§ What is expected
Every line below that includes "your" counts toward the total. Report that total alone.

─── Extracted data ───

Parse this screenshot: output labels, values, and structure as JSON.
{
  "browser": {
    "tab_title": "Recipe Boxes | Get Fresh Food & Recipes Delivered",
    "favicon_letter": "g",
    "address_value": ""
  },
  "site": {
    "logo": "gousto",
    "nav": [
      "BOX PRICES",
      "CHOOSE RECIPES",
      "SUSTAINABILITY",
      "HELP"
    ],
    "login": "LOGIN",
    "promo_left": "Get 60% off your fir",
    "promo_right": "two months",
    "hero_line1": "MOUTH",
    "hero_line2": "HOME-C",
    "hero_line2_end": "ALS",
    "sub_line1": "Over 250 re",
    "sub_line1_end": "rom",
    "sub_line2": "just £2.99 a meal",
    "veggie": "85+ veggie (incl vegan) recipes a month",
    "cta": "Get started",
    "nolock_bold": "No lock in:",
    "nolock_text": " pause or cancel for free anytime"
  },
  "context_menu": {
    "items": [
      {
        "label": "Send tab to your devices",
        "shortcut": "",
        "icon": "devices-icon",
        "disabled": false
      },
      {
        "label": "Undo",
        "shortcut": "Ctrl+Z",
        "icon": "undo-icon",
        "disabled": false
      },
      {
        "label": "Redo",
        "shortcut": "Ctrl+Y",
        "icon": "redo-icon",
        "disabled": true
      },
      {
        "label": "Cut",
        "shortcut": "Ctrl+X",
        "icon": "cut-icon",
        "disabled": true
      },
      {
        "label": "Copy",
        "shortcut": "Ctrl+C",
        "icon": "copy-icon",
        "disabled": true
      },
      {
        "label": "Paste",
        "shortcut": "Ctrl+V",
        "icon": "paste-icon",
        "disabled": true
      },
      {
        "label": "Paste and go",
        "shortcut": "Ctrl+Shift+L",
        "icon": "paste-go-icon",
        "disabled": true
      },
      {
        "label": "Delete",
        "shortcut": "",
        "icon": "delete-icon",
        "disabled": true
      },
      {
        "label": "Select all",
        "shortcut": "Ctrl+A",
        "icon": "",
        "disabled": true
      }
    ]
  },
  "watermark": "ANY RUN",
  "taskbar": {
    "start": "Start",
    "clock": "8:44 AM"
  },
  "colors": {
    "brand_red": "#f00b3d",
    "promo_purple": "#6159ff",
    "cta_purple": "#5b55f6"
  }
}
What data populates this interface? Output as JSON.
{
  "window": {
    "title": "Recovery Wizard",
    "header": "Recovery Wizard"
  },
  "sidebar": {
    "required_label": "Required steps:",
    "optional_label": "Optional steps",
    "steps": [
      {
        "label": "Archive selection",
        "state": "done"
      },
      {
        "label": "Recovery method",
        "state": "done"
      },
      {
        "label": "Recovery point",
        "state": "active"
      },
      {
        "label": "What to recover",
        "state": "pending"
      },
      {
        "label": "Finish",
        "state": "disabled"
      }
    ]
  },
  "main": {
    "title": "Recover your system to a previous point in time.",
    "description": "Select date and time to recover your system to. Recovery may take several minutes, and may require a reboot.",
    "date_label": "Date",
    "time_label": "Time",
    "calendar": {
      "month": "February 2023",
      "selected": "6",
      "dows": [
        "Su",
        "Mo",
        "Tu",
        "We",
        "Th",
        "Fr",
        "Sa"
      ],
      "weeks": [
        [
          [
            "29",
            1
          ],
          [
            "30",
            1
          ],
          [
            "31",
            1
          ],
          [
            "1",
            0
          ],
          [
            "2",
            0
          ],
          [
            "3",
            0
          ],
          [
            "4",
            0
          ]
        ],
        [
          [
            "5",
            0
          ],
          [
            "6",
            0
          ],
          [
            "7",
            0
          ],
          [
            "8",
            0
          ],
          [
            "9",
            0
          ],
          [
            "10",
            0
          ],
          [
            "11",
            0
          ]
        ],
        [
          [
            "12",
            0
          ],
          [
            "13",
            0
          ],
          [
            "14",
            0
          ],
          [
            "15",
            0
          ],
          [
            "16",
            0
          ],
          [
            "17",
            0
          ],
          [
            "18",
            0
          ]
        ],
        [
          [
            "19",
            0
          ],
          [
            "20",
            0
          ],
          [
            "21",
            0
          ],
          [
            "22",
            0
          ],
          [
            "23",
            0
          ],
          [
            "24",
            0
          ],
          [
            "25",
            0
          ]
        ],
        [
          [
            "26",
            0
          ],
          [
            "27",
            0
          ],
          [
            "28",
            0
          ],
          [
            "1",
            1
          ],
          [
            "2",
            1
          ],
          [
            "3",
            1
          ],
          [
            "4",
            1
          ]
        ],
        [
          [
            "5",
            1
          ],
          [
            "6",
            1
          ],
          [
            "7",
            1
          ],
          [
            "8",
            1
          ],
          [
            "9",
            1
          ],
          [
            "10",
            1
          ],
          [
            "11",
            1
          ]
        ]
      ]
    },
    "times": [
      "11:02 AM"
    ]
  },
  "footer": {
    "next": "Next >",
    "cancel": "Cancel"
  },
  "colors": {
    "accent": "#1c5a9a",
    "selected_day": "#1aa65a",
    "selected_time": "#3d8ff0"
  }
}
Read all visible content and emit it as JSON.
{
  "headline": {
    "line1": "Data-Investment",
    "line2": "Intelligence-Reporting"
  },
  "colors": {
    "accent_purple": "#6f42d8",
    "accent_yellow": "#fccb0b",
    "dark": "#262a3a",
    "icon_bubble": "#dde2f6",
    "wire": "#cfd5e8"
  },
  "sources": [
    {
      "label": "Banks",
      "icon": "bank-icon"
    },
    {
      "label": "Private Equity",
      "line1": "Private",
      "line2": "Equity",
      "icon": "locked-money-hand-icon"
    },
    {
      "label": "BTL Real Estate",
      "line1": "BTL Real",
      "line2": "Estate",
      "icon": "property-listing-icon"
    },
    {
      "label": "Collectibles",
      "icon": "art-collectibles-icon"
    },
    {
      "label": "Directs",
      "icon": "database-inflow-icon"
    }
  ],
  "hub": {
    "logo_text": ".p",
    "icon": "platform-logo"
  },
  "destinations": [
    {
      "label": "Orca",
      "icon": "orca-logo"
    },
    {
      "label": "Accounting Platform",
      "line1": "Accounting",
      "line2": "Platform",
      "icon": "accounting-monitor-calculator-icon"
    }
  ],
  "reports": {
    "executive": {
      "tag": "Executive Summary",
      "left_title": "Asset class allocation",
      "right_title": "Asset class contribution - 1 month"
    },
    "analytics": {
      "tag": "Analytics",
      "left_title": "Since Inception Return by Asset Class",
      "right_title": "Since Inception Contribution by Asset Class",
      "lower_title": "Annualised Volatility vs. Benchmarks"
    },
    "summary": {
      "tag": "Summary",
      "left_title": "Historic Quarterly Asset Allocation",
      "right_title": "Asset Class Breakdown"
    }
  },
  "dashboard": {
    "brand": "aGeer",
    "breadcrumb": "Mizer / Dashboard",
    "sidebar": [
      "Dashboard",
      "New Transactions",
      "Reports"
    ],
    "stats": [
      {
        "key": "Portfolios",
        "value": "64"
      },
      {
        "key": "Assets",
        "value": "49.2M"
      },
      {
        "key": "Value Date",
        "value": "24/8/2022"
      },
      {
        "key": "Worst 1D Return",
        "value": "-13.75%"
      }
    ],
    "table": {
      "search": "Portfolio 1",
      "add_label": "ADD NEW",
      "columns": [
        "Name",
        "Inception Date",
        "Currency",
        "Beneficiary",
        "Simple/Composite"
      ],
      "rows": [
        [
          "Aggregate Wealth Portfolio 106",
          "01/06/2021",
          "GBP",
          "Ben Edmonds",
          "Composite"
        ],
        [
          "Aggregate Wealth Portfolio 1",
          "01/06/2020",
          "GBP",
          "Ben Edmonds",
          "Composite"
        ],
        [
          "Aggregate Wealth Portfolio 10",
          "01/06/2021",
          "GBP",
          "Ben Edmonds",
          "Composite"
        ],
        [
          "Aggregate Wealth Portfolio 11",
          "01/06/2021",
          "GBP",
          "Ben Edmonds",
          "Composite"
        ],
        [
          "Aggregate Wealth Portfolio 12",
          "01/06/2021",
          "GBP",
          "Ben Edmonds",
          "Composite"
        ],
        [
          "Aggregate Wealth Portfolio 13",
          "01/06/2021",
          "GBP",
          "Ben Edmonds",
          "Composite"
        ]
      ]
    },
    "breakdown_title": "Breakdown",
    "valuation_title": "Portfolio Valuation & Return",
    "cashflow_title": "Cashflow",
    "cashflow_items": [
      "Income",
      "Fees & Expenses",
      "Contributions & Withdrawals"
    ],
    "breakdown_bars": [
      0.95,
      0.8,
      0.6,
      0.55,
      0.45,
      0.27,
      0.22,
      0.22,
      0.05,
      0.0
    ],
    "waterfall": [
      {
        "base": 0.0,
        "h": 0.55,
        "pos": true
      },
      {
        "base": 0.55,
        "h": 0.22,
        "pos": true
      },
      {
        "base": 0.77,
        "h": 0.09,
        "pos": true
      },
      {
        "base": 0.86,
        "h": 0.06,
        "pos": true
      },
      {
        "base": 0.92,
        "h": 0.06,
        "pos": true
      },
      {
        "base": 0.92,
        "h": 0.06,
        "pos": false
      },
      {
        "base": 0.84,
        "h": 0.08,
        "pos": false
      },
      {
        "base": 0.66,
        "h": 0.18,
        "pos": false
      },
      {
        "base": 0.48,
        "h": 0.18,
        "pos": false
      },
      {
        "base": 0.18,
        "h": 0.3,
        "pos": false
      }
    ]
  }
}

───

§ Result of the task
4